2017-01-09 04:16:16

Apartment buildings on Sheikh Zayed Road in Jumeirah Lakes Towers. It is not legal for tenants to lease homes on visit visas in Dubai. Antonie Robertson / The National

I would like to renew my tenancy contract in February and have my Ejari in place until April. But I lost my job and my visa has now been cancelled. I left the country and should be back in January. I would like to renew my tenancy contract because it has been at a good price for a few years. I am sure I will find another job within three months, so do you think my landlord will have an objection to renewing my tenancy contract with only a visit visa, rather than a residence visa, in place? SB, Dubai

While in principle, your request may seem innocent enough and I am certain you may also be able to negotiate an agreement with your landlord, I must, however, point out that it is illegal to rent a property without a valid residency visa.
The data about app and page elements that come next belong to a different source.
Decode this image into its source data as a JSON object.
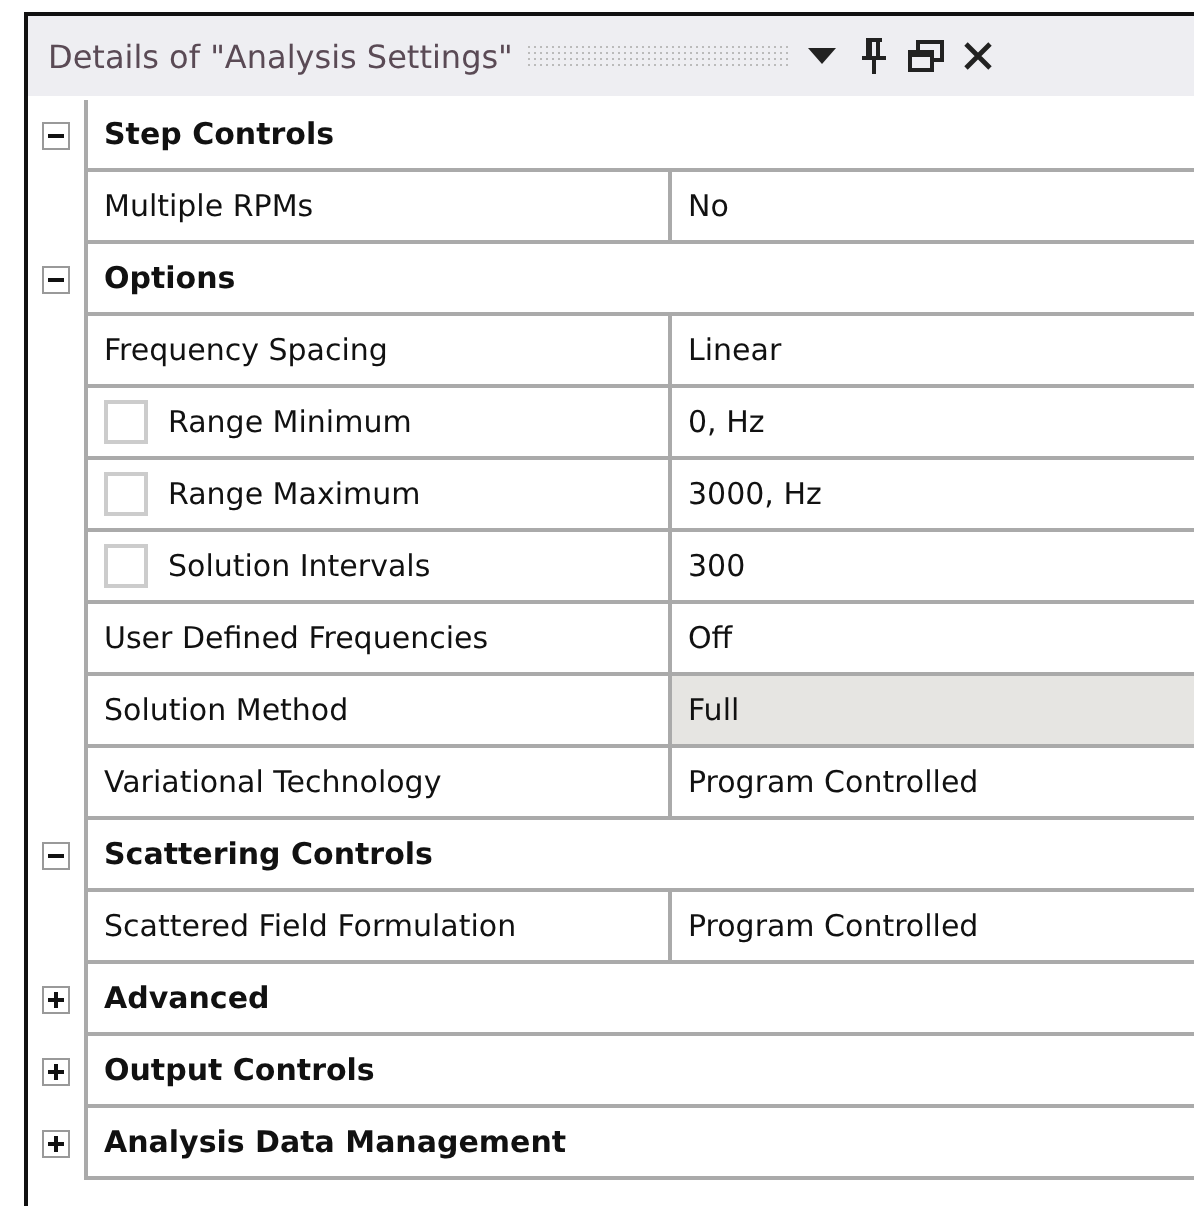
{
  "panel": {
    "title": "Details of \"Analysis Settings\""
  },
  "sections": [
    {
      "title": "Step Controls",
      "expanded": true,
      "rows": [
        {
          "kind": "plain",
          "name": "Multiple RPMs",
          "value": "No",
          "highlighted": false
        }
      ]
    },
    {
      "title": "Options",
      "expanded": true,
      "rows": [
        {
          "kind": "plain",
          "name": "Frequency Spacing",
          "value": "Linear",
          "highlighted": false
        },
        {
          "kind": "checkbox",
          "checked": false,
          "name": "Range Minimum",
          "value": "0, Hz",
          "highlighted": false
        },
        {
          "kind": "checkbox",
          "checked": false,
          "name": "Range Maximum",
          "value": "3000, Hz",
          "highlighted": false
        },
        {
          "kind": "checkbox",
          "checked": false,
          "name": "Solution Intervals",
          "value": "300",
          "highlighted": false
        },
        {
          "kind": "plain",
          "name": "User Defined Frequencies",
          "value": "Off",
          "highlighted": false
        },
        {
          "kind": "plain",
          "name": "Solution Method",
          "value": "Full",
          "highlighted": true
        },
        {
          "kind": "plain",
          "name": "Variational Technology",
          "value": "Program Controlled",
          "highlighted": false
        }
      ]
    },
    {
      "title": "Scattering Controls",
      "expanded": true,
      "rows": [
        {
          "kind": "plain",
          "name": "Scattered Field Formulation",
          "value": "Program Controlled",
          "highlighted": false
        }
      ]
    },
    {
      "title": "Advanced",
      "expanded": false
    },
    {
      "title": "Output Controls",
      "expanded": false
    },
    {
      "title": "Analysis Data Management",
      "expanded": false
    }
  ]
}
A tourist or visit visa is not sufficient.

I am sure you will be able to find suitable alternative employment in time but you should have your proper visa at least under process by the time of renewal.
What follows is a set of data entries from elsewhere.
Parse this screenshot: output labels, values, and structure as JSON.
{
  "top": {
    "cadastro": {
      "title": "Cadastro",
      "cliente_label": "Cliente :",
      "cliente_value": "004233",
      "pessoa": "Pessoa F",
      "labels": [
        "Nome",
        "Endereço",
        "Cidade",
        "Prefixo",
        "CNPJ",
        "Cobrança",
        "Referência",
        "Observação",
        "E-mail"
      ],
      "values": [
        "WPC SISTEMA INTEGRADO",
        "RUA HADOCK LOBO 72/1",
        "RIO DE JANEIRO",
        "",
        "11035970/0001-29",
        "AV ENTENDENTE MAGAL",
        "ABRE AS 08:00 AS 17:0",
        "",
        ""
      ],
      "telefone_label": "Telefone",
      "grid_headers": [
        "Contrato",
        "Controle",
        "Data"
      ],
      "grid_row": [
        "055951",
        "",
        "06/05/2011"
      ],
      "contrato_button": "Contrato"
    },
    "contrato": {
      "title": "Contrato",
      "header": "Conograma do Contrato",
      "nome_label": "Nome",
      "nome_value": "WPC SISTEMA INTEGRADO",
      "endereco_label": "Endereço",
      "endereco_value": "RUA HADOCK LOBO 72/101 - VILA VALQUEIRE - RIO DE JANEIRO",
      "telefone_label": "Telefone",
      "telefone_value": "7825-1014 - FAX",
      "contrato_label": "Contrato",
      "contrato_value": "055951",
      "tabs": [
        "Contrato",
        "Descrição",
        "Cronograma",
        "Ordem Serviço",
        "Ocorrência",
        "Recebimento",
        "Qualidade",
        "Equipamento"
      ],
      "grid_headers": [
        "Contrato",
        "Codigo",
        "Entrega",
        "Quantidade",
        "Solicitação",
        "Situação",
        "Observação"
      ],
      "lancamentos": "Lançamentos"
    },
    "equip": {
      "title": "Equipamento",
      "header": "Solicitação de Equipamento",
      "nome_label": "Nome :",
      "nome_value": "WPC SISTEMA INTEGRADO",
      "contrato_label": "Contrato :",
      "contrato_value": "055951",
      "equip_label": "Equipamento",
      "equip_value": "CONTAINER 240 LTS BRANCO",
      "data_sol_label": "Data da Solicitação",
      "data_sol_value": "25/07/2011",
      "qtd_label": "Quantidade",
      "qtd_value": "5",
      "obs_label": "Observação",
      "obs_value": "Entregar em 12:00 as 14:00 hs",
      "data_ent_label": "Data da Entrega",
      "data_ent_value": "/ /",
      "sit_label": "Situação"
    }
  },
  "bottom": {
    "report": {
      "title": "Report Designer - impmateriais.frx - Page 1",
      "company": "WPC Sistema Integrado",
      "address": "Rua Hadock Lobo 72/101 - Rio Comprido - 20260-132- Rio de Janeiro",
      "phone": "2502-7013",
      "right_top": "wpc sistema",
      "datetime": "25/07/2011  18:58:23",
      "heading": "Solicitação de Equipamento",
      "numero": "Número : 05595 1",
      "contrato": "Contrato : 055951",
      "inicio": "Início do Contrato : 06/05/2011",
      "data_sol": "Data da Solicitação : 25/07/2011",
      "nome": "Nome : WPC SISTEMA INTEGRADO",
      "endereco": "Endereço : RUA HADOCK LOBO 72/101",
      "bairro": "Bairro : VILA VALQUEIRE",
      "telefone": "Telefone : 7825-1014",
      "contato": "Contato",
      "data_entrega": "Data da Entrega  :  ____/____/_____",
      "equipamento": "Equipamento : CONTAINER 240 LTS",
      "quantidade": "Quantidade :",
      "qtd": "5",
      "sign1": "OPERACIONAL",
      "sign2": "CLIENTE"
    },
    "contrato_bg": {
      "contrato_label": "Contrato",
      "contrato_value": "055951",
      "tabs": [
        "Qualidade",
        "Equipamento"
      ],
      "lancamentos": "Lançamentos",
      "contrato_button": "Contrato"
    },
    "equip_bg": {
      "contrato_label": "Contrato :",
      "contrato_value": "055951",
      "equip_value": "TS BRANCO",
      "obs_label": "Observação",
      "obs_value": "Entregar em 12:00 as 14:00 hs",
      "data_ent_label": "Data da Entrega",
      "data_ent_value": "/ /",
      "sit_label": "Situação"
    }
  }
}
I have lived in my apartment for almost two years, having renewed at the end of last year, and my tenancy expires in January. My contract states that both parties should give at least 60 days’ written notice before renewal or vacating the property. Recently, I wrote to the landlord to give him notice that it is my intention to vacate the property at the end of the tenancy. However, I was late in doing so, giving the landlord 39 days’ notice rather than the 60 days required as per our contract. Before giving this notice, I had not received any contact or notice from the landlord, as is also required by the contract (both parties). The landlord is now demanding that I pay him a penalty of 60 days rent, for failing to give him the required notice. Nowhere in the contract is there any mention of a penalty amount or penalty clause for failing to give 60 days’ notice prior to renewal, or in my case non-renewal. I have contacted Dubai Land Department and it seems that this is a fairly grey area, with no written law on this issue. As a gesture of good will, to compensate the landlord for the inconvenience, I have offered to vacate the property over two weeks early, and to surrender up to 50 per cent of my security deposit. The purpose of this offer being to acknowledge the late notice and to find a quick and amicable solution. However, he is still demanding I pay 60 days’ rent as a penalty and will not engage in any other discussion. If he opens a case against me with the courts to make a claim, where would I stand? AY, Dubai
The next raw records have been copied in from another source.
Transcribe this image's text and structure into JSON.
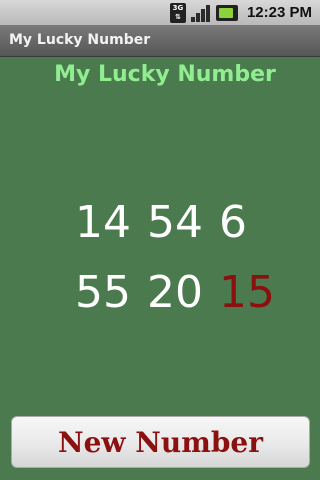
{
  "status_bar": {
    "network_label": "3G",
    "time": "12:23 PM"
  },
  "app": {
    "title": "My Lucky Number",
    "heading": "My Lucky Number"
  },
  "numbers": [
    "14",
    "54",
    "6",
    "55",
    "20",
    "15"
  ],
  "highlighted_number_index": 5,
  "colors": {
    "background": "#4a7a4e",
    "heading": "#90ee90",
    "number": "#ffffff",
    "highlight": "#8b1010"
  },
  "actions": {
    "new_number_label": "New Number"
  }
}
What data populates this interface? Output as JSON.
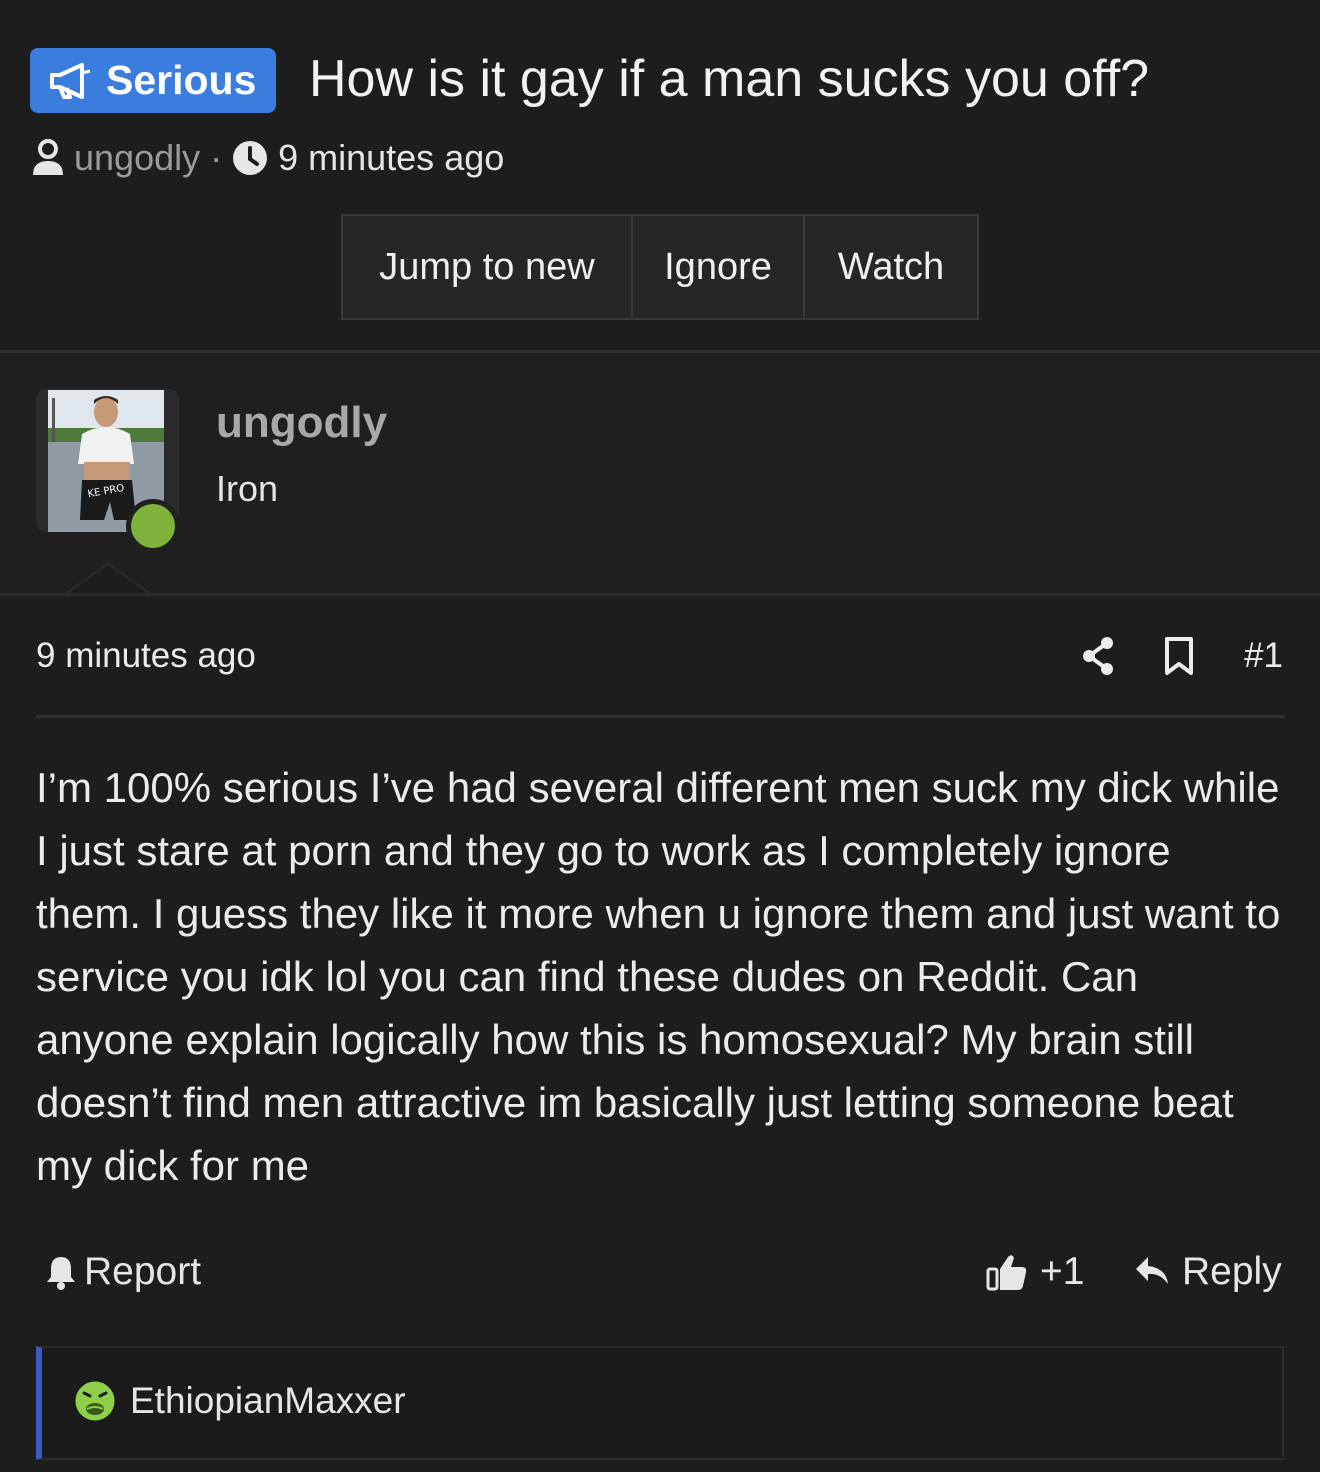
{
  "thread": {
    "prefix_label": "Serious",
    "prefix_color": "#3b7ddd",
    "title": "How is it gay if a man sucks you off?",
    "author": "ungodly",
    "separator": "·",
    "time": "9 minutes ago"
  },
  "actions": {
    "jump_to_new": "Jump to new",
    "ignore": "Ignore",
    "watch": "Watch"
  },
  "user": {
    "name": "ungodly",
    "title": "Iron",
    "online": true,
    "online_color": "#7fb23a"
  },
  "post": {
    "time": "9 minutes ago",
    "number": "#1",
    "body": "I’m 100% serious I’ve had several different men suck my dick while I just stare at porn and they go to work as I completely ignore them. I guess they like it more when u ignore them and just want to service you idk lol you can find these dudes on Reddit. Can anyone explain logically how this is homosexual? My brain still doesn’t find men attractive im basically just letting someone beat my dick for me",
    "report_label": "Report",
    "like_count": "+1",
    "reply_label": "Reply"
  },
  "quote": {
    "author": "EthiopianMaxxer",
    "icon": "nauseated-face-icon"
  },
  "icons": [
    "megaphone-icon",
    "user-icon",
    "clock-icon",
    "share-icon",
    "bookmark-icon",
    "bell-icon",
    "thumbs-up-icon",
    "reply-icon"
  ]
}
This is indeed a grey area and one not actually defined by law. The solution to your situation will require a judgement from the rental committee, if an amicable agreement cannot be found between the parties beforehand. Your contract states that 60 days’ notice has to be given and you acknowledge that you missed this by three weeks. The rental dispute centre is committed (in the first instance) to always look for an amicable solution, therefore you demonstrating that you are willing to part with some of your deposit as compensation is admirable. I would further this by working out exactly what your daily rental amount is (rent divided by 365) then multiply this figure by 21 to see exactly how much compensation would be fair to give to the landlord for not sticking to the contract. If half of your deposit is less that the 21 days rent, I would suggest you try one last time to agree some compromise by offering the difference again. If this doesn’t work, then you must let the landlord file the case at the committee (he will have to pay 3.5 per cent of the rent to do so), then let the committee decide the outcome.

Mario Volpi is the chief sales officer for Kensington Exclusive Properties and has worked in the property industry for the past 32 years in London and Dubai. The opinions expressed in this article are those of the author and they do not reflect in any way those of the institutions to which he is affiliated. It does not constitute legal advice and is provided for information only. Please send any questions to


( courtesy of TheNational )